    The frog is known in the US as a “Boffo” frog. They can be identified by their size and the dinosaur wrinkles look on their back.They are UGLY! Their nature is to snuggle down into moist dirt/mud, usually under a bush.

    The Boffo does indeed emit a poisonous venom from it’s back when it feels threatened. When a dog bites it, the venom flows.

    How harmful is it? For smaller dogs, they will react to the venom like Piro did. Death is certain if not treated soon. For larger dogs, the venom is not usually strong enough to cause death. A larger dog (60lbs and above) will just get sick for a period. Humans: there are certain “unusual” people that lick these frogs for the high it gives them!!

    How do I know all of this? We lived many years in South Florida, home of MANY Boffo frogs. For 14 years we owned a Jack Russell Terrier (Jake) that survived about 4 bouts of this poison. Tim, your $40 cost made me cry (sort of). We dropped thousands of $$ at emergency pet clinics to save Jake.

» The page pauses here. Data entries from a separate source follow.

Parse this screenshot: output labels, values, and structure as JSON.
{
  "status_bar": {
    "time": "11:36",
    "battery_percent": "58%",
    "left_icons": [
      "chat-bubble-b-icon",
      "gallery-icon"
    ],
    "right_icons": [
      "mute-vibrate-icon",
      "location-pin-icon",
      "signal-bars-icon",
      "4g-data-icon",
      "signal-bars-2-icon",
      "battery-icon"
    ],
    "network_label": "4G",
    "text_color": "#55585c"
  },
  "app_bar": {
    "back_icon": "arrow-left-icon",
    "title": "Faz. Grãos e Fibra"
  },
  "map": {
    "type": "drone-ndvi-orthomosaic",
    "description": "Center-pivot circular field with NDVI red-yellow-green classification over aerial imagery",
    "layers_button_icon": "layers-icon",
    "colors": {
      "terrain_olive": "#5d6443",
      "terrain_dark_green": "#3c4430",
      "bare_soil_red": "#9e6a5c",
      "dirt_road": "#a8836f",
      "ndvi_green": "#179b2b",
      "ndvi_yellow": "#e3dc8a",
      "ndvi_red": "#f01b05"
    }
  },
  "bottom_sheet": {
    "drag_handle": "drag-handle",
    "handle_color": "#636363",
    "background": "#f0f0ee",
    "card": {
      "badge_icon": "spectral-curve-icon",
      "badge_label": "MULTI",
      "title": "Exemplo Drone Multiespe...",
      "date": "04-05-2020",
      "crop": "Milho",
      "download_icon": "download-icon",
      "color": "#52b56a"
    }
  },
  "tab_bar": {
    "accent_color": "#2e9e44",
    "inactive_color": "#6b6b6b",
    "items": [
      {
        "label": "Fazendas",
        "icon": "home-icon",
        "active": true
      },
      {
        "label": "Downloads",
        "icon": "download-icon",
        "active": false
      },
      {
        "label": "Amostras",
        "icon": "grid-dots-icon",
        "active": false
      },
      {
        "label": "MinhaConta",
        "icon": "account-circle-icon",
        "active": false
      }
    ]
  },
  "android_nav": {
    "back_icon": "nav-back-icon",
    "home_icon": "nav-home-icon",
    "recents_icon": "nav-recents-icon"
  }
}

    I have no idea if the CR frogs have stronger venom than in the US. But the best thing you can do is wash the dogs mouth out totally with water and run to the vet asap. The first sign we had of trouble was foaming at the mouth, then disorientation, then convulsions. It’s ugly to see.

    Hope this sheds some light on this matter.


  14. Alexandra on October 21, 2010 6:19 am

    Great story telling – very happy ending. Hope your dog does remember and stays well clear of all things toady and poisonous. Well done also for releasing the toad, I think most people would have killed such a creature after an incident like that!

    My uncle was a successful parrot breeder in the UK so I have always had a bit of an admiration for them – plus a slight fear coz they’re clever and are armed with a strong grip and a beak that can break open walnuts – yikes!

    I was just browsing the internet and found your website – it was so good to read I delved in further and found this.

    Take care Tim.

  15. Penny on January 25, 2011 8:17 am

    What a great story. Animals are amazing!

  16. Sarah Arant on August 26, 2011 3:04 pm

    So glad your story had a happy ending. We plan to find a rental place in the Grecia/Atenas area next month and retire there. We will of course bring our chichuhua (sp?) and shih tzu. Can anyone tell me if heartworms are a CR problem. I tried to ask the vet but keep getting told the website is not available. Is having their shots up-to-date all we need? Thanks so much and God Bless.

  17. Chris Sparks on March 23, 2013 10:59 pm

    That was a great story. I live in Arizona and I have a rotty that got bitten by a diamond back. She is still alive today. She has some nerve damage in her face (she drools) but she is a healthy dog.